Xavier FD, Hoff PM, Braghiroli MI, Paterlini AC, Souza KT, Faria LD, et al.
Rivaroxaban: An affordable and effective alternative in cancer-related thrombosis? J Glob Oncol 2017;3:15-22.
Brunetti ND, Gesuete E, De Gennaro L, Correale M, Caldarola P, Gaglione A, et al.
Direct oral anti-coagulants compared with Vitamin K inhibitors and low-molecular-weight-heparin for the prevention of venous thromboembolism in patients with cancer: A meta-analysis study. Int J Cardiol 2017;230:214-21.
Al Yami MS, Badreldin HA, Mohammed AH, Elmubark AM, Alzahrani MY, Alshehri AM, et al.
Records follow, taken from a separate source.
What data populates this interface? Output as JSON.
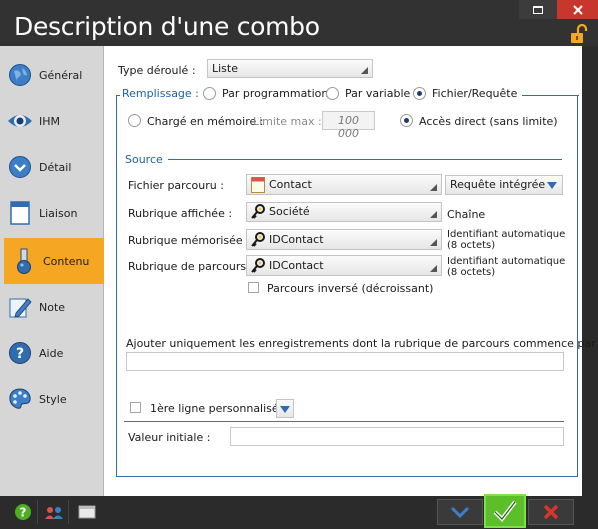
{
  "window": {
    "title": "Description d'une combo"
  },
  "sidebar": {
    "items": [
      {
        "label": "Général",
        "icon": "globe-icon"
      },
      {
        "label": "IHM",
        "icon": "eye-icon"
      },
      {
        "label": "Détail",
        "icon": "chevron-circle-icon"
      },
      {
        "label": "Liaison",
        "icon": "window-icon"
      },
      {
        "label": "Contenu",
        "icon": "flask-icon",
        "active": true
      },
      {
        "label": "Note",
        "icon": "note-pencil-icon"
      },
      {
        "label": "Aide",
        "icon": "help-icon"
      },
      {
        "label": "Style",
        "icon": "palette-icon"
      }
    ]
  },
  "form": {
    "type_label": "Type déroulé :",
    "type_value": "Liste",
    "remplissage_label": "Remplissage :",
    "opt_programmation": "Par programmation",
    "opt_variable": "Par variable",
    "opt_fichier": "Fichier/Requête",
    "opt_charge": "Chargé en mémoire :",
    "limite_label": "Limite max :",
    "limite_value": "100 000",
    "opt_acces": "Accès direct (sans limite)",
    "source_label": "Source",
    "fichier_label": "Fichier parcouru :",
    "fichier_value": "Contact",
    "requete_value": "Requête intégrée",
    "affichee_label": "Rubrique affichée :",
    "affichee_value": "Société",
    "affichee_type": "Chaîne",
    "memorisee_label": "Rubrique mémorisée :",
    "memorisee_value": "IDContact",
    "memorisee_type1": "Identifiant automatique",
    "memorisee_type2": "(8 octets)",
    "parcours_label": "Rubrique de parcours :",
    "parcours_value": "IDContact",
    "parcours_type1": "Identifiant automatique",
    "parcours_type2": "(8 octets)",
    "inverse_label": "Parcours inversé (décroissant)",
    "ajouter_label": "Ajouter uniquement les enregistrements dont la rubrique de parcours commence par :",
    "ajouter_value": "",
    "premiere_label": "1ère ligne personnalisée",
    "valeur_label": "Valeur initiale :",
    "valeur_value": ""
  },
  "colors": {
    "accent": "#f5a623",
    "link": "#1e5fa8",
    "ok": "#4caf22",
    "cancel": "#c8372b"
  }
}
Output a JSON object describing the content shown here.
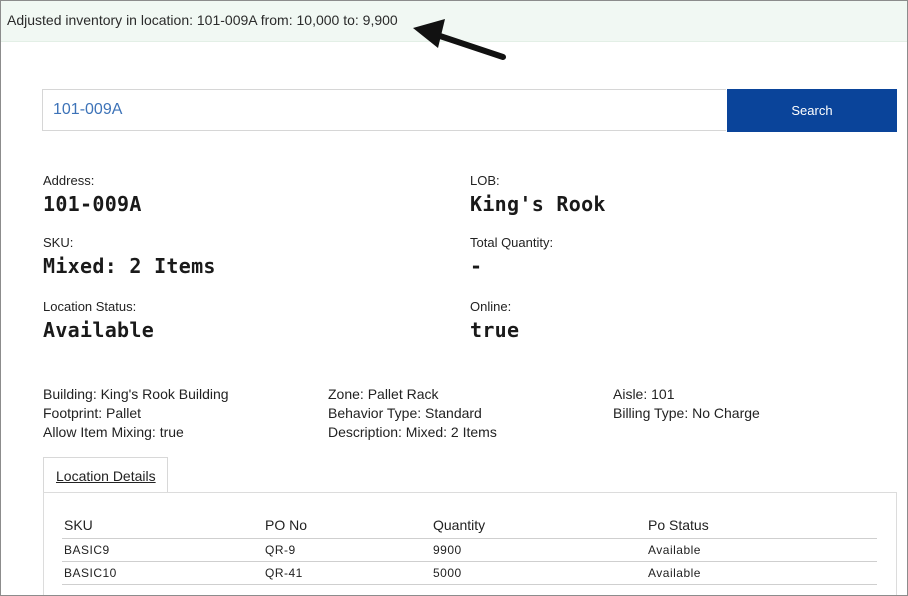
{
  "banner": {
    "message": "Adjusted inventory in location: 101-009A from: 10,000 to: 9,900"
  },
  "search": {
    "value": "101-009A",
    "button_label": "Search"
  },
  "summary": {
    "address_label": "Address:",
    "address_value": "101-009A",
    "lob_label": "LOB:",
    "lob_value": "King's Rook",
    "sku_label": "SKU:",
    "sku_value": "Mixed: 2 Items",
    "total_qty_label": "Total Quantity:",
    "total_qty_value": "-",
    "status_label": "Location Status:",
    "status_value": "Available",
    "online_label": "Online:",
    "online_value": "true"
  },
  "details": {
    "building": "Building: King's Rook Building",
    "footprint": "Footprint: Pallet",
    "allow_mixing": "Allow Item Mixing: true",
    "zone": "Zone: Pallet Rack",
    "behavior": "Behavior Type: Standard",
    "description": "Description: Mixed: 2 Items",
    "aisle": "Aisle: 101",
    "billing": "Billing Type: No Charge"
  },
  "tabs": [
    {
      "label": "Location Details"
    }
  ],
  "table": {
    "headers": [
      "SKU",
      "PO No",
      "Quantity",
      "Po Status"
    ],
    "rows": [
      [
        "BASIC9",
        "QR-9",
        "9900",
        "Available"
      ],
      [
        "BASIC10",
        "QR-41",
        "5000",
        "Available"
      ]
    ]
  },
  "colors": {
    "accent": "#0a449a",
    "banner_bg": "#f1f8f3",
    "input_text": "#3d73b8"
  }
}
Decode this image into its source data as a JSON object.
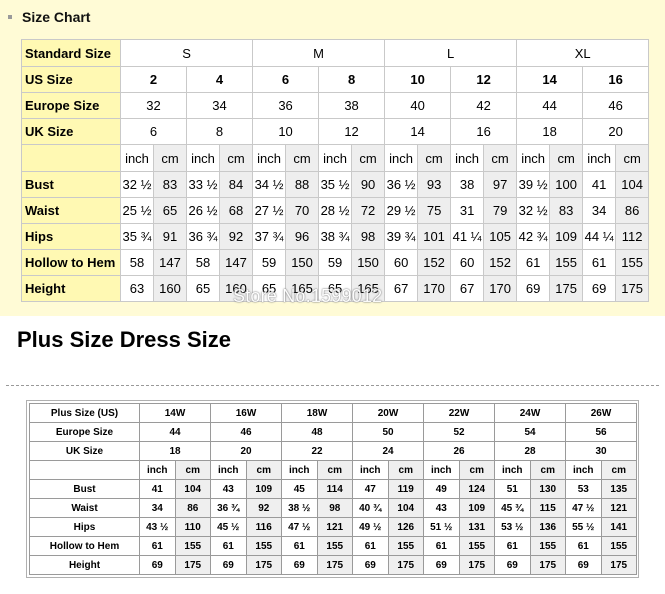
{
  "size_chart": {
    "title": "Size Chart",
    "standard_label": "Standard Size",
    "standard_sizes": [
      "S",
      "M",
      "L",
      "XL"
    ],
    "us_label": "US Size",
    "us_sizes": [
      "2",
      "4",
      "6",
      "8",
      "10",
      "12",
      "14",
      "16"
    ],
    "europe_label": "Europe Size",
    "europe_sizes": [
      "32",
      "34",
      "36",
      "38",
      "40",
      "42",
      "44",
      "46"
    ],
    "uk_label": "UK Size",
    "uk_sizes": [
      "6",
      "8",
      "10",
      "12",
      "14",
      "16",
      "18",
      "20"
    ],
    "unit_inch": "inch",
    "unit_cm": "cm",
    "rows": [
      {
        "label": "Bust",
        "values": [
          "32 ½",
          "83",
          "33 ½",
          "84",
          "34 ½",
          "88",
          "35 ½",
          "90",
          "36 ½",
          "93",
          "38",
          "97",
          "39 ½",
          "100",
          "41",
          "104"
        ]
      },
      {
        "label": "Waist",
        "values": [
          "25 ½",
          "65",
          "26 ½",
          "68",
          "27 ½",
          "70",
          "28 ½",
          "72",
          "29 ½",
          "75",
          "31",
          "79",
          "32 ½",
          "83",
          "34",
          "86"
        ]
      },
      {
        "label": "Hips",
        "values": [
          "35 ¾",
          "91",
          "36 ¾",
          "92",
          "37 ¾",
          "96",
          "38 ¾",
          "98",
          "39 ¾",
          "101",
          "41 ¼",
          "105",
          "42 ¾",
          "109",
          "44 ¼",
          "112"
        ]
      },
      {
        "label": "Hollow to Hem",
        "values": [
          "58",
          "147",
          "58",
          "147",
          "59",
          "150",
          "59",
          "150",
          "60",
          "152",
          "60",
          "152",
          "61",
          "155",
          "61",
          "155"
        ]
      },
      {
        "label": "Height",
        "values": [
          "63",
          "160",
          "65",
          "160",
          "65",
          "165",
          "65",
          "165",
          "67",
          "170",
          "67",
          "170",
          "69",
          "175",
          "69",
          "175"
        ]
      }
    ]
  },
  "watermark": "Store No.1599012",
  "plus_chart": {
    "title": "Plus Size Dress Size",
    "us_label": "Plus Size (US)",
    "us_sizes": [
      "14W",
      "16W",
      "18W",
      "20W",
      "22W",
      "24W",
      "26W"
    ],
    "europe_label": "Europe Size",
    "europe_sizes": [
      "44",
      "46",
      "48",
      "50",
      "52",
      "54",
      "56"
    ],
    "uk_label": "UK Size",
    "uk_sizes": [
      "18",
      "20",
      "22",
      "24",
      "26",
      "28",
      "30"
    ],
    "unit_inch": "inch",
    "unit_cm": "cm",
    "rows": [
      {
        "label": "Bust",
        "values": [
          "41",
          "104",
          "43",
          "109",
          "45",
          "114",
          "47",
          "119",
          "49",
          "124",
          "51",
          "130",
          "53",
          "135"
        ]
      },
      {
        "label": "Waist",
        "values": [
          "34",
          "86",
          "36 ¾",
          "92",
          "38 ½",
          "98",
          "40 ¾",
          "104",
          "43",
          "109",
          "45 ¾",
          "115",
          "47 ½",
          "121"
        ]
      },
      {
        "label": "Hips",
        "values": [
          "43 ½",
          "110",
          "45 ½",
          "116",
          "47 ½",
          "121",
          "49 ½",
          "126",
          "51 ½",
          "131",
          "53 ½",
          "136",
          "55 ½",
          "141"
        ]
      },
      {
        "label": "Hollow to Hem",
        "values": [
          "61",
          "155",
          "61",
          "155",
          "61",
          "155",
          "61",
          "155",
          "61",
          "155",
          "61",
          "155",
          "61",
          "155"
        ]
      },
      {
        "label": "Height",
        "values": [
          "69",
          "175",
          "69",
          "175",
          "69",
          "175",
          "69",
          "175",
          "69",
          "175",
          "69",
          "175",
          "69",
          "175"
        ]
      }
    ]
  }
}
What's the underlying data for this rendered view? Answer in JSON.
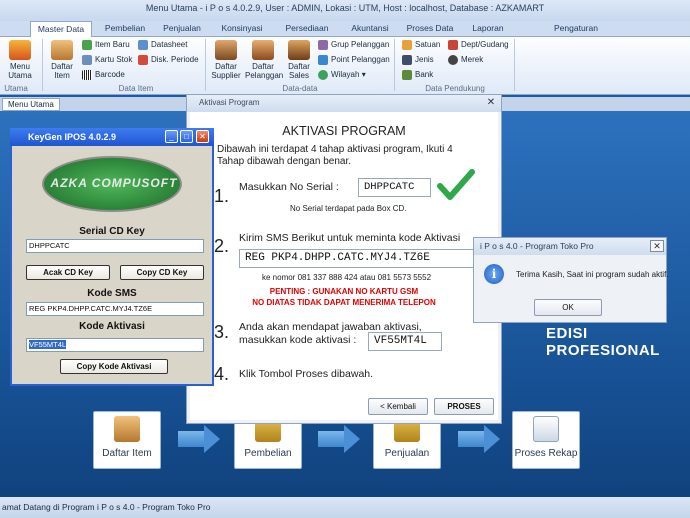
{
  "window": {
    "title": "Menu Utama - i P o s 4.0.2.9,  User : ADMIN, Lokasi : UTM, Host : localhost, Database : AZKAMART"
  },
  "tabs": [
    "Master Data",
    "Pembelian",
    "Penjualan",
    "Konsinyasi",
    "Persediaan",
    "Akuntansi",
    "Proses Data",
    "Laporan",
    "Pengaturan"
  ],
  "ribbon": {
    "menu_utama": "Menu Utama",
    "daftar_item": "Daftar\nItem",
    "item_baru": "Item Baru",
    "kartu_stok": "Kartu Stok",
    "barcode": "Barcode",
    "datasheet": "Datasheet",
    "disk_periode": "Disk. Periode",
    "group_item": "Data Item",
    "group_utama": "Utama",
    "daftar_supplier": "Daftar\nSupplier",
    "daftar_pelanggan": "Daftar\nPelanggan",
    "daftar_sales": "Daftar\nSales",
    "grup_pelanggan": "Grup Pelanggan",
    "point_pelanggan": "Point Pelanggan",
    "wilayah": "Wilayah",
    "group_data": "Data-data",
    "satuan": "Satuan",
    "jenis": "Jenis",
    "bank": "Bank",
    "dept_gudang": "Dept/Gudang",
    "merek": "Merek",
    "group_pendukung": "Data Pendukung"
  },
  "doc_tab": "Menu Utama",
  "edisi": "EDISI PROFESIONAL",
  "flow": [
    "Daftar Item",
    "Pembelian",
    "Penjualan",
    "Proses Rekap"
  ],
  "status": "amat Datang di Program i P o s  4.0 - Program Toko Pro",
  "activation": {
    "title": "Aktivasi Program",
    "heading": "AKTIVASI PROGRAM",
    "intro1": "Dibawah ini terdapat 4 tahap aktivasi program, Ikuti 4",
    "intro2": "Tahap dibawah dengan benar.",
    "step1_num": "1.",
    "step1_label": "Masukkan No Serial :",
    "serial": "DHPPCATC",
    "step1_note": "No Serial terdapat pada Box CD.",
    "step2_num": "2.",
    "step2_label": "Kirim SMS Berikut untuk meminta kode Aktivasi",
    "sms": "REG PKP4.DHPP.CATC.MYJ4.TZ6E",
    "step2_note": "ke nomor 081 337 888 424 atau 081 5573 5552",
    "warn1": "PENTING : GUNAKAN NO KARTU GSM",
    "warn2": "NO DIATAS TIDAK DAPAT MENERIMA TELEPON",
    "step3_num": "3.",
    "step3_label1": "Anda akan mendapat jawaban aktivasi,",
    "step3_label2": "masukkan kode aktivasi :",
    "code": "VF55MT4L",
    "step4_num": "4.",
    "step4_label": "Klik Tombol Proses dibawah.",
    "back": "< Kembali",
    "proses": "PROSES"
  },
  "keygen": {
    "title": "KeyGen IPOS 4.0.2.9",
    "logo": "AZKA COMPUSOFT",
    "serial_label": "Serial CD Key",
    "serial": "DHPPCATC",
    "acak": "Acak CD Key",
    "copy_cd": "Copy CD Key",
    "sms_label": "Kode SMS",
    "sms": "REG PKP4.DHPP.CATC.MYJ4.TZ6E",
    "aktivasi_label": "Kode Aktivasi",
    "aktivasi": "VF55MT4L",
    "copy_akt": "Copy Kode Aktivasi"
  },
  "message": {
    "title": "i P o s  4.0 - Program Toko Pro",
    "text": "Terima Kasih, Saat ini program sudah aktif.",
    "ok": "OK"
  },
  "colors": {
    "accent": "#1d5aa0",
    "warning": "#e00000",
    "keygen_title": "#1f55cf"
  }
}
Direct oral anticoagulants for the treatment of venous thromboembolism in patients with active malignancy: A systematic review and meta-analysis. J Thromb Thrombolysis 2018;46:145-53.
Streiff MB, Holmstrom B, Angelini D, Ashrani A, Bockenstedt PL, Chesney C, et al.
NCCN guidelines insights: Cancer-associated venous thromboembolic disease, version 2.2018. J Natl Compr Canc Netw 2018;16:1289-303.
Neumann I, Rada G, Claro JC, Carrasco-Labra A, Thorlund K, Akl EA, et al.
Oral direct factor xa inhibitors versus low-molecular-weight heparin to prevent venous thromboembolism in patients undergoing total hip or knee replacement: A systematic review and meta-analysis. Ann Intern Med 2012;156:710-9.
[Figure 1], [Figure 2], [Figure 3], [Figure 4], [Figure 5], [Figure 6]
[Table 1], [Table 2]